#1

Originally published at: https://boingboing.net/2018/06/08/video-of-a-tornado-so-beautifu.html


#2


#3

I love how the horses just past 2 minutes are all “No biggie-bigs!”


#4

#5

I agree - it looks like really bad CGI.


#6

ah hm… FAKE!!!


#7

Maybe. I thought I saw a flag on a flagpole at one point that was perfectly at rest, when it seems like it should’ve been whipping around a lot…


#8

What an absolute beast.


#9

Serious question, what’s the dividing line between Boing Boing standing up for the rights of artists whose work has been stolen by e.g. T-shirt corporations, and Boing Boing broadcasting a “not for broadcast” video and joking about it? I’m not trying to be pissy, I’m honestly asking.


#10

"If I had a TV channel, I’d love to broadcast this. "

Please run it on a loop as counter-programming to the yearly Christmas ‘Yule Log’ broadcast.


#11
  1. Boing boing is not a broadcaster.

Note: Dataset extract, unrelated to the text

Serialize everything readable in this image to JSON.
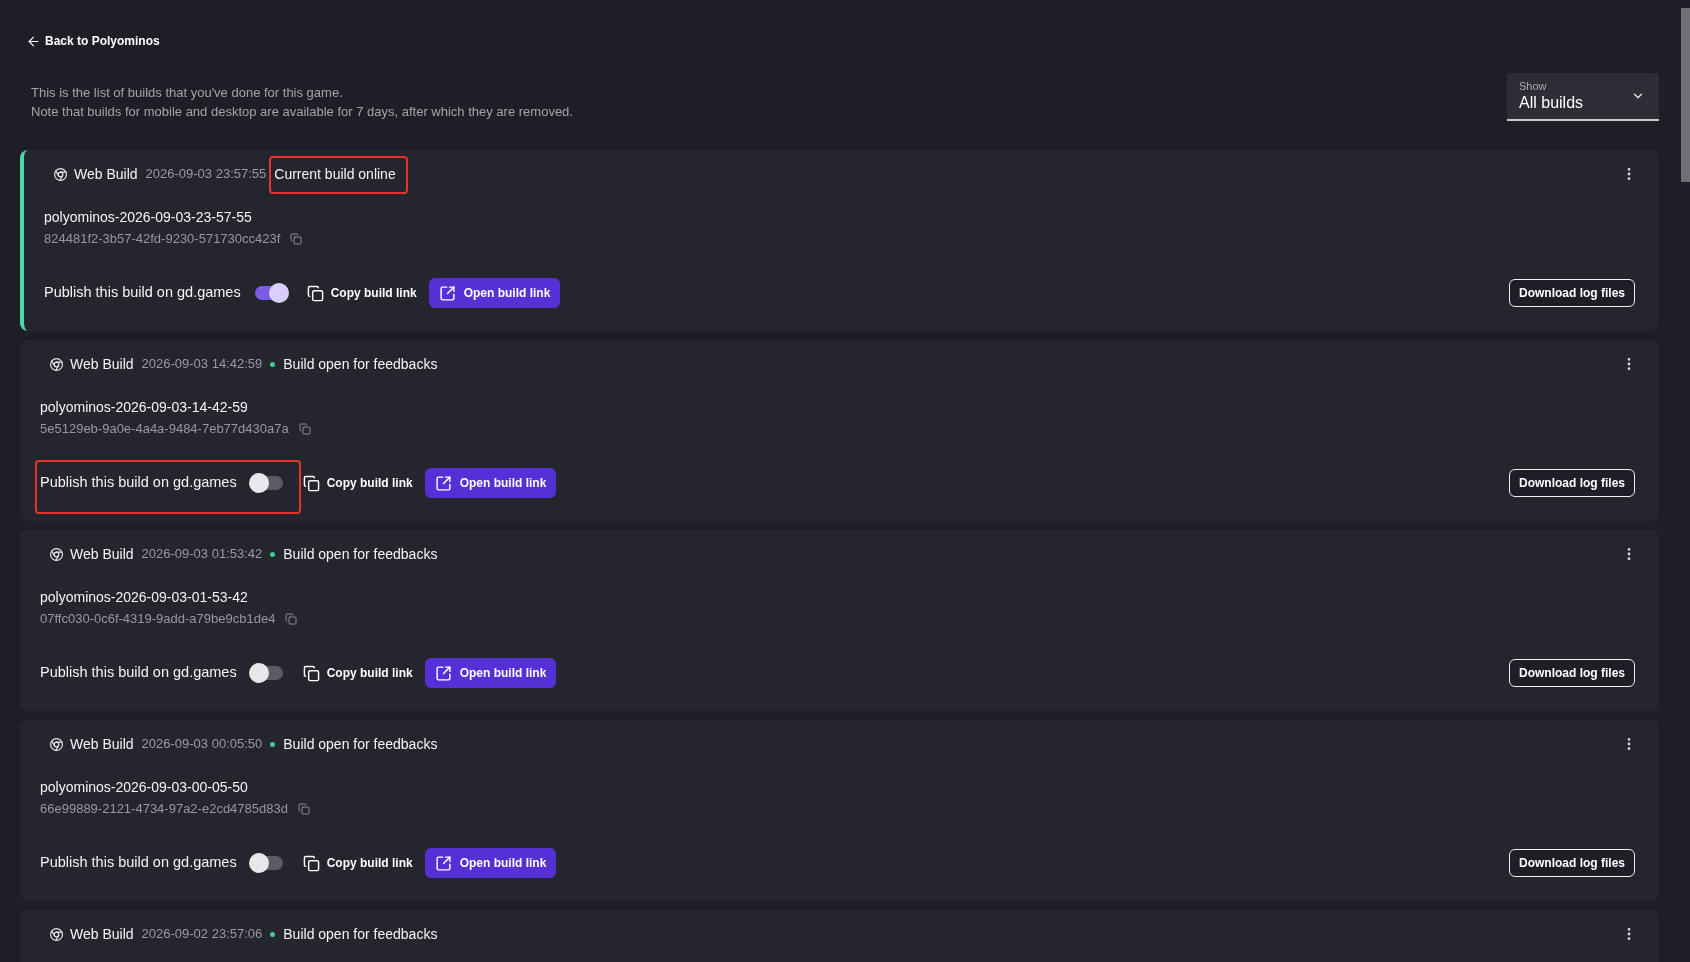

They are a website.
  2. That watermark on the video is to prevent TV stations from using his footage without permission or compensation.
  3. The fact that the creator uploaded that video to Youtube means that they are OK with it being watched online, linked to, and/or embedded on other sites. (Youtube has a switch to disable embedding of your videos if you want).

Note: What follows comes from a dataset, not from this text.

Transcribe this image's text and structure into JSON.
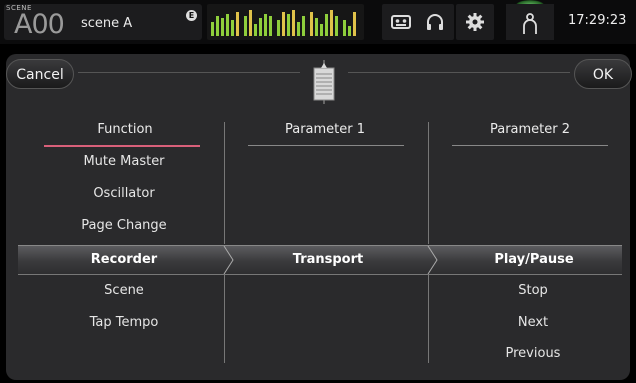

#12

Needs more Wicked Witch of the West.


#13


#14

IANAL, but I don’t think that’s accurate. Posting a video is publishing it, and publishing is broadcasting, whether it’s done by a ‘professional’ TV station or one person in a basement.

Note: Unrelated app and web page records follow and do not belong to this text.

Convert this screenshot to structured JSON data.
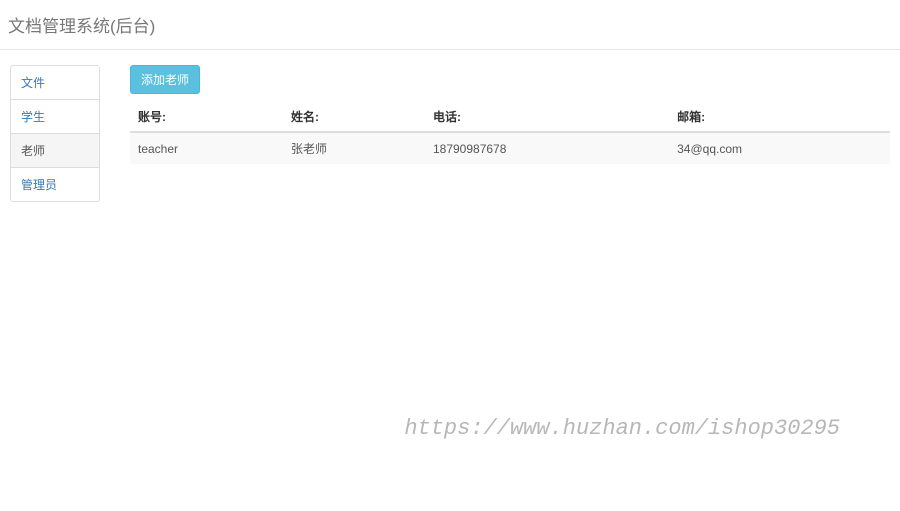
{
  "header": {
    "title": "文档管理系统(后台)"
  },
  "sidebar": {
    "items": [
      {
        "label": "文件",
        "active": false
      },
      {
        "label": "学生",
        "active": false
      },
      {
        "label": "老师",
        "active": true
      },
      {
        "label": "管理员",
        "active": false
      }
    ]
  },
  "main": {
    "add_button_label": "添加老师",
    "table": {
      "headers": [
        "账号:",
        "姓名:",
        "电话:",
        "邮箱:"
      ],
      "rows": [
        {
          "account": "teacher",
          "name": "张老师",
          "phone": "18790987678",
          "email": "34@qq.com"
        }
      ]
    }
  },
  "watermark": "https://www.huzhan.com/ishop30295"
}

I’m just making the general point; otherwise I think you’re right about the creator being okay with it being shared.
Though I’d have asked first. :wink:


#15

Broadcasting and publishing are very different. Broadcasting involves beaming electromagnetic signals from a transmitter, and anyone who has a receiver will get the signal. It comes into your home whether you want it to or not. Hence all the strict government regulations about bad words, nudity, and other objectionable content being broadcast on TV or radio - because the content is being pushed out to the world, you don’t have any choice about what is being aired, all you can do is change the channel or turn off the receiver after hearing something you dislike. If something objectionable is aired, any child with a receiver might hear the objectionable thing.

Whereas publishing involves putting out a thing that people have to take action to obtain. In the olden days, by going to a news stand. Nowadays, the going out is virtual, but the essence remains the same - you want the thing, you search for it, find it, and then you read/view/hear it. You are in control of what content you encounter. If you come across something objectionable, well, you were the one who typed in the search term/bought the magazine with the lurid cover/whatever. Parents can control what their kids see by limiting access to the internet. Hence, the government doesn’t regulate the content of publications beyond a very limited set of banned topics (kiddie porn, for example). Not for lack of trying by various blue nosed groups who want the entire internet to be just as sterile and boring as broadcast media.

Getting back on topic, publications and broadcasters use very different royalty schemes for reimbursing creators. The royalty system for publications grew organically over centuries of writers and publishers figuring out what system they could both live with, whereas the broadcast royalty system was invented over just a couple years in the early 20th century and imposed upon broadcasters by music publishers.


#16

Probably because it was some distance from the actual twister, so there would likely be relatively little wind; closer to, the flag, along with the pole, would be disappearing into the distance, along with the surrounding architecture.


#17

Thanks - that’s a helpful explanation.


#18

That is surreal.


#19

Indeed - the sudden lack of any breeze at all is the ‘Uh-Oh’ signal. I don’t know exactly what’s going on in front of an approaching violent thunderhead that causes the air to go still, but even the birds stop singing.


#20

It’s a haboob!

Once in awhile, we get them here in Colorado.